Photographer: Kevin Twomey
Client: Grand Central Publishing
VP/Creative Director: Anne Twomey
Art Director: Elizabeth Connor
San Francisco photographer Kevin Twomey had photographed a still life of a butterfly and a bell jar for the cover of Julianna Baggott’s young adult novel Pure, published by Grand Central Publishing. For Baggott’s second novel in the trilogy, Fuse, Grand Central’s Anne Twomey (no relation to the photographer) once again hired him to shoot the cover. Like a lot of young adult fiction these days, Fuse is “a dark, post-apocalyptic novel,” the photographer explains. In it, one society has survived a nuclear blast inside a protective dome, while outside, another group has had their bodies fused with objects, parts of animals and even other humans. For the cover photo, the photographer says, “They requested a water bird in a stressful environment, and asked me to keep it simple.”
His suggestion was to show a bird’s wing splashing water and stirring up feathers. What made the image challenging, however, was that animal trainer Joe Krathwohl, who accompanied a one-year-old pelican named Neptune to Twomey’s studio, said it was impossible to throw water or feathers at a bird who was already experiencing the stress of being away from his natural environment. Twomey decided he had to shoot Neptune’s wing, feathers, and a spray of water droplets separately and then combine them in post production “in a way that made them look like they were all part of a single shot,” he says.
Logistics: “The concept on this was to make the wing look like a classical Greek sculpture,” Twomey explains. Neptune would stand on a table that was about three feet high while the photographer hunkered near the floor, shooting up. “I had to get below him to capture all the muscles and details.”
Having an animal in a studio presents problems. “He was a very well-behaved pelican, but for safety, we had to make sure everything was sandbagged, [so] he didn’t knock over any light stands,” Twomey says. Because he shoots tethered to the computer, “We even strapped down the computer to the work station. This had to be done to take into account his massive eight-foot wing span and the amount of power and energy that the pelican created when he flapped his wings.”
Krathwohl remained near the bird at all times. “We called him the Bird Whisperer,” the photographer explains. “He knew the slightest movement to make, touching [the bird’s] leg to make him feel off balance so he would spread his wings.” Twomey notes that because Neptune was a young bird, “His wing had these beautiful brown tones to it. When he is older, all those feathers will fall off and become white.”
The client asked Twomey to try shooting against both a white and a black backdrop. The table was placed about six feet from the backdrop, which extended about 12 feet high. As he shot, Twomey sent JPEGs to the client to preview. He notes, “After seeing how the water drops popped off the black background, it was a pretty obvious choice.”
Getting the water to arc the way it did took Twomey an hour of experimentation with his assistant creating differing splashes. “We started off just throwing a cup of water and then finally ended up dunking a broom into water and twirling it around to create that arc of individual droplets,” says Twomey. “We did over 100 captures before I was satisfied.”
Lighting: Twomey chose two 2400 w/s Profotos for their flash duration.

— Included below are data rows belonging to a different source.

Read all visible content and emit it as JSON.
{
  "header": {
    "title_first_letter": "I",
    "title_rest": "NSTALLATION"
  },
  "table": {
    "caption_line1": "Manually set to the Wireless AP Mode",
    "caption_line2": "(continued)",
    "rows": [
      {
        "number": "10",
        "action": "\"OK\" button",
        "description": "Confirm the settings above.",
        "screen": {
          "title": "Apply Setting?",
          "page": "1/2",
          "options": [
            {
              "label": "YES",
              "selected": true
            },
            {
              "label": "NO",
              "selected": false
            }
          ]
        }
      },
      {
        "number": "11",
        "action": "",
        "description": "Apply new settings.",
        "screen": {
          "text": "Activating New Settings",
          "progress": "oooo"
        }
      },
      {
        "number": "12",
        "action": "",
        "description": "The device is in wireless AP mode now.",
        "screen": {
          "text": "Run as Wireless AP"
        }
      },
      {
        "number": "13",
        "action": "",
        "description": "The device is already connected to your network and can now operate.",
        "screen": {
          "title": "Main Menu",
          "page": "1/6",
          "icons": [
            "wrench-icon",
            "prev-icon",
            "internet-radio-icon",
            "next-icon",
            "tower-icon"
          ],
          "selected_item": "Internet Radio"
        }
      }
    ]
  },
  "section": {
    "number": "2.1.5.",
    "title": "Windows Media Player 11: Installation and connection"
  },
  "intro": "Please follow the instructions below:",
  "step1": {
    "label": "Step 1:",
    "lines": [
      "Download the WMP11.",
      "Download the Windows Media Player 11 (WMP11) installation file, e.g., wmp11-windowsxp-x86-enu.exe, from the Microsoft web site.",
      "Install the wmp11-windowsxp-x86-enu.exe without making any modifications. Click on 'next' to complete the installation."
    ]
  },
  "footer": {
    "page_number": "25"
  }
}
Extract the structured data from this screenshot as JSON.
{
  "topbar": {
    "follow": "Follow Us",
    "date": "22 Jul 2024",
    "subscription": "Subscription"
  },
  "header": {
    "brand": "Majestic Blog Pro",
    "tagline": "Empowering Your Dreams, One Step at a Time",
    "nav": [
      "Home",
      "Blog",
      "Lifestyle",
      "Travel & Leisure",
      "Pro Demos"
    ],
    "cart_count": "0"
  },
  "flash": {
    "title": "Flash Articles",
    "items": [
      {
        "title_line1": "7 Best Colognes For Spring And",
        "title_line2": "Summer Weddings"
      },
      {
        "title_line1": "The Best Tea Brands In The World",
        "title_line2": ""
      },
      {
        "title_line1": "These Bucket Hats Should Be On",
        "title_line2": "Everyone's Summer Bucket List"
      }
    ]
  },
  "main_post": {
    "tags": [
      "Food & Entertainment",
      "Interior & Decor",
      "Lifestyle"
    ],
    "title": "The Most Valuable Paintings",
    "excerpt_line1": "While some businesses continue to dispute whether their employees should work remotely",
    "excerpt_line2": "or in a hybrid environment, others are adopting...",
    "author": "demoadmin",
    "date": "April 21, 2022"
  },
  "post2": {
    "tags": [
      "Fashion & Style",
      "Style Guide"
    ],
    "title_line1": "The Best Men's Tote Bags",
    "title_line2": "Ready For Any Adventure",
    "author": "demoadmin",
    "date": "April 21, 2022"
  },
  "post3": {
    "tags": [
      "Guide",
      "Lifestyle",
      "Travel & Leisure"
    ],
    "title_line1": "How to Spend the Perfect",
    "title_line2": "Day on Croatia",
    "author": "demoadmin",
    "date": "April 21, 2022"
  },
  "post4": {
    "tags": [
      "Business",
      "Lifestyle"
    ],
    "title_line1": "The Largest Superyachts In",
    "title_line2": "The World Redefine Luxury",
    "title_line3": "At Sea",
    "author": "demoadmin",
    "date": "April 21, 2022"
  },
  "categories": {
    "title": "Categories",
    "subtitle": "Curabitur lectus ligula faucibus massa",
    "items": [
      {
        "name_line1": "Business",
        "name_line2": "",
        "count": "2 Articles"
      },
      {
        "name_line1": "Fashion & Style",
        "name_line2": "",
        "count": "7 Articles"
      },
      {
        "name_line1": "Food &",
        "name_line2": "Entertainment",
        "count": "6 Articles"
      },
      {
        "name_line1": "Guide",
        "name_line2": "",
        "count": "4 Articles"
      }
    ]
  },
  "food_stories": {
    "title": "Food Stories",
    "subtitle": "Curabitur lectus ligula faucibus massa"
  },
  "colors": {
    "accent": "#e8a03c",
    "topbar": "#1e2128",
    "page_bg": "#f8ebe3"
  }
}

To bring out details, he set to the left of the bird a 20-inch beauty dish that was on a stand about six feet high. “It’s a harsh light, but not as harsh as a bare head,” Twomey says. “It’s the beauty dish that’s creating texture.” He placed a large Chimera softbox on the right, about ten feet from the beauty dish, and set at the same height and equal distance from the subject.
After photographing Neptune, Twomey and his assistants had to capture the water spray. They used the same lighting setup, but moved the lights closer together so they were four feet apart. In capturing the moving droplets, Twomey says, “We had to try to get as fast a flash duration as possible, which helps capture the crispness of the water. If your lights are closer, you need less power.”
The feathers were supplied by Krathwohl, who had gathered several from his own birds. To photograph them, Twomey placed them on a tabletop set, with the beauty dish and softbox at the same angles. He placed the feathers at a variety of angles, laying them down or standing them upright by putting the quills into balls of wax and attaching monofilament thread to the tops. Shooting down, he was able to capture them at different perspectives.
Camera: Twomey used a Hasselblad H4 with a P65 back and a Hasselblad 50-110 zoom lens; 1/800 at f/8.
Post Production: Twomey frequently collaborates on post production with Susan Scott, a retoucher who is also a photographer. “It’s a great working relationship,” Twomey says. He gave her the image of the bird wing that the client had selected, as well as many of his favorite water splash shots and several feather shots. “I sat down with her and said: I would like the water to move in this sort of direction,” Twomey recalls, and from there Scott worked on making each droplet appear transparent, so the wing is visible through the water. She also had free rein on how to place the feathers in a realistic way. Twomey notes, “We did push some of the highlights and purposefully blew them out which gave a beautiful glow to some areas.”
The photo has already appeared in early press material and on the Web site for the novel, due to be published later this year.
Check out the video below or click on the Photo Gallery link to see outtakes from the shoot: